This is a common meeting billed as a time for team members to share their wins, problems, and questions. In one organization, the meeting leader calls it a “collaborative problem-solving meeting.”  This could be a productive, solutions-focused meeting. Alas, in reality it is an hour of serial reports meaningful only to the reporter and the boss.  The other “participants” wait their turn, working on something else during the other reports.  When called on by surprise, the response is, “Sorry, I forgot to take myself off mute.”

In another organization, the two highest ranking people in the meeting do all the talking.  The other “participants” are not given a chance to provide an “update.”  And the meeting almost always runs over.

Last example.  Instead of updating, the participants complain that other team members have not (fill in the blank).  In this wild display of passive-aggressiveness, the complainers talk long yet vaguely, and the accused are criticized if they say, “I did provide (that thing from fill in the blank).”

Bosses!  Do you call a “problem solving meeting” when what you should be doing is having one-on-ones?  Do you do all the talking?  Do you have an agenda that is simply a list of topics – or no agenda at all? Do you allow nasty comments, long talkers, running over the end time, or other meeting tomfoolery?

Whoever called the meeting has the responsibility to set it up and facilitate it so it’s a good use of everyone’s time.  If you’re not doing this, it’s hitting your bottom line because wasted time is wasted money.

Here are some tips to clean it up:

1.    Have a clear purpose for every meeting.  HINT: Going around the room and having each person talk about what they are working on is one of the worst types of meetings.  How about group brainstorming to solve a problem that affects the group?  Or planning the next initiative?  Or debriefing an event?

2.    Think about who REALLY needs to be in the meeting.  Then think about how you want them to come prepared (e.g., “Come prepared with some ideas about a process for new customer onboarding”).  Then decide how you will facilitate each topic (e.g. brainstorming, methodical problem solving, etc.)

3.    Have an agenda that supports the purpose and guides the participants’ interactions. Rather than simply listing topics and timeframes, spell out the way the group with deal with each topic. HINT:  If your agenda is…

Topic:  XXXX / Time: 15 Minutes / How:  Boss Talks

Topic:  YYYY / Time: 15 minutes / How: Boss Talks

Well, you get the point.

4.    Make agreements and next steps before closing the meeting.  Get a volunteer to summarize the agreements and send to all participants.

Good meetings jump-start positive action.

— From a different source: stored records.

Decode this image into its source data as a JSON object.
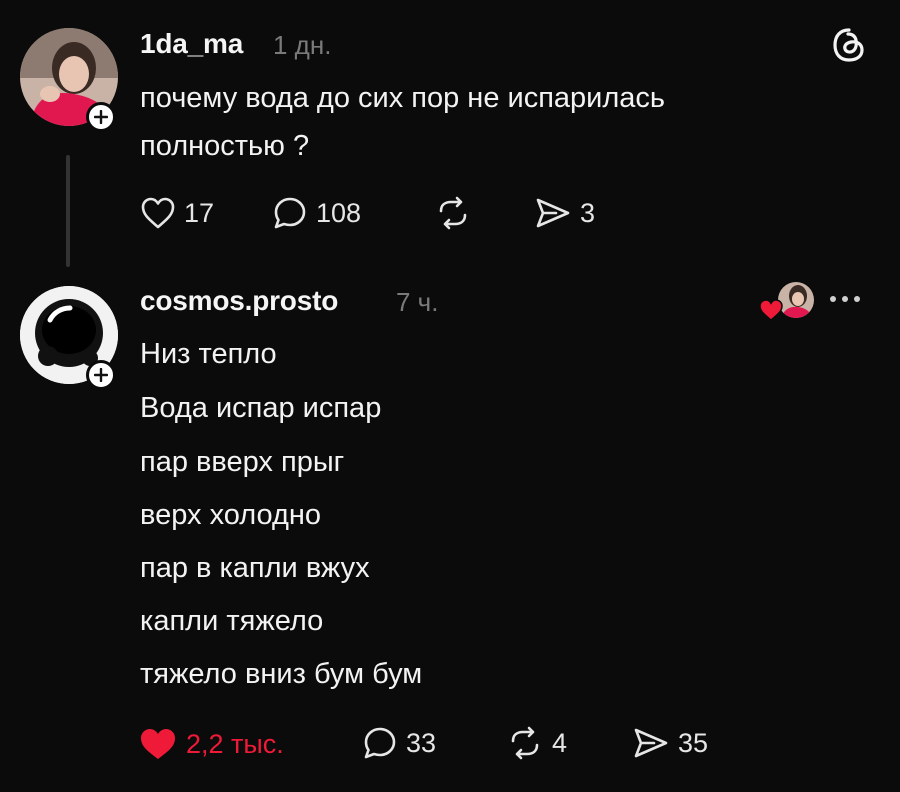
{
  "post": {
    "username": "1da_ma",
    "time": "1 дн.",
    "lines": [
      "почему  вода до сих пор не испарилась",
      "полностью ?"
    ],
    "likes": "17",
    "replies": "108",
    "shares": "3"
  },
  "reply": {
    "username": "cosmos.prosto",
    "time": "7 ч.",
    "lines": [
      "Низ тепло",
      "Вода испар испар",
      "пар вверх прыг",
      "верх холодно",
      "пар в капли вжух",
      "капли тяжело",
      "тяжело вниз бум бум"
    ],
    "likes": "2,2 тыс.",
    "replies": "33",
    "reposts": "4",
    "shares": "35"
  },
  "icons": {
    "app_logo": "threads-logo-icon",
    "follow": "plus-icon",
    "like": "heart-icon",
    "reply": "speech-bubble-icon",
    "repost": "repost-arrows-icon",
    "share": "send-arrow-icon",
    "more": "more-dots-icon",
    "author_liked": "author-liked-heart-icon"
  },
  "colors": {
    "background": "#0b0b0b",
    "text": "#f3f3f3",
    "muted": "#7a7a7a",
    "liked": "#ef1a38"
  }
}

Bad meetings suck the life out of your human resources. There’s no reason for any more bad meetings.

I can help.